Ally Carter, Anne Lower, Aragorn, Blake Snyder, Ellen Gregory, Forrest Gump, Garry Marshall, Jack Sparrow, Janice Hall Check, Joan of Arc, Johnny Depp, Lisa Cron, Maggie Stiefvater, Meg Cabot, Neo, Princess Scribe, Save the Cat!, Shannon Messenger, The Lord of the Rings, The Matrix, Trinity, Winnie the Pooh, Wired for Story, You!
7 Great Characters = Heroic Inspiration
Two friends recently honored me with the Very Inspirational Blogger Award. I owe a special thank you to Janice Hall Check and Ellen Gregory for this nomination, because they are both true inspirations to me.
The thing is, I feel like a poser accepting this award. Maybe because my inspiration comes from someone else. My heroes to be exact. Let me explain. In a recent blog post Lisa Cron talked about her book “Wired for Story” and the scientific evidence that proves we all are. Wired for story that is. We actually learn from the characters in stories because we…
…turn to story to teach us the way of the world…
So I’m not the least bit ashamed to introduce you to the characters who’ve inspired me the most … the good … the badass … and the ugly.

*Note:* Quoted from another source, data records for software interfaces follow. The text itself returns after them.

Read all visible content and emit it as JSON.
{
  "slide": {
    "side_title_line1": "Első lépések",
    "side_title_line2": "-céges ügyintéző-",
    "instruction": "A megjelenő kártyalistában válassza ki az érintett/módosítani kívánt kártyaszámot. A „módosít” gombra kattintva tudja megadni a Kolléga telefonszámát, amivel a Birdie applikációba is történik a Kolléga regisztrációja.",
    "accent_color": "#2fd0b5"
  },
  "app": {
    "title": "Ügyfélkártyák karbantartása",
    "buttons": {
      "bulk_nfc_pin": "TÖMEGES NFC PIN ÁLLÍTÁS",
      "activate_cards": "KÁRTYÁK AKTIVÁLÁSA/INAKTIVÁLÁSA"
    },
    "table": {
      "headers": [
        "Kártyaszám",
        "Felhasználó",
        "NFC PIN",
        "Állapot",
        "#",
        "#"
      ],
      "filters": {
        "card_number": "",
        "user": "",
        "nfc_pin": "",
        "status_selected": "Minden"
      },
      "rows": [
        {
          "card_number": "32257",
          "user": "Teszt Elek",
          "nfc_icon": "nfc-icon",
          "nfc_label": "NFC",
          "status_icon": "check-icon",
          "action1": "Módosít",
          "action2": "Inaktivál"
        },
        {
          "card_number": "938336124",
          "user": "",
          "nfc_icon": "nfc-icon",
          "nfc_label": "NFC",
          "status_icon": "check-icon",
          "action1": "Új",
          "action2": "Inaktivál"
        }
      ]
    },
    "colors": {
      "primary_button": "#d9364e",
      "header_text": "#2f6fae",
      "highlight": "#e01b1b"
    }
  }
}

2. Forrest Gump (played by Tom Hanks) is a modern, humanized version of Pooh, especially as portrayed in the film adaptation of the story. Forrest’s innocence keeps harm at bay, even when he’s thrown into the most dangerous situations at the height of the Vietnam war. His guileless simplicity prevents him from holding grudges or judging others. He loves is friend Jenny no matter what she does or how long she stays away. There’s a lot to be learned from the unconditional love in this character’s actions.
These heroes don’t need much of an introduction. We know and love them because they forsake their personal desires, safety, and gain for the greater good.
The Anti-Hero is a tricky one, because he’s flawed to a fault. So for us to care about this hero, there has to be something about him that we can empathize with on some level. Anne Lower’s blog post about developing the anti-hero in her series explains this character perfectly:
Give ‘em a limp and an eyepatch!” was one of Blake’s favorite phrases. And, by that, he meant try loading your character up with problems, challenges to face, physical quirks, troubled pasts that would work to help the audience identify with or be interested in your hero’s (or heroine’s) journey.
7. Captain Jack Sparrow, played by Johnny Depp in the Pirates of the Caribbean series (Walt Disney Pictures). What he lacks in a limp and an eye patch, he more than makes up for with swagger and a sword. I admit Johnny Depp can never be ugly, even with eyeliner, dread locks, and a braided beard. But Jack Sparrow is a pirate, who by definition pillages, plunders, and even murders when necessary. What’s endearing about Jack Sparrow, is that he acts honorably toward his friends and ship mates, even when he doesn’t really want to.
Blake Snyder and the “Superhero”
Writers That Inspire
The following authors and screenwriters have been a true inspiration to me … what they write, who they are, and their personal writing journeys …
- Meg Cabot
- Ally Carter
- Garry Marshall
- Libba Bray
- Maggie Stiefvater
- Shannon Messenger
- Save the Cat! — Blake Snyder
- The Princess Scribe — Anne Lower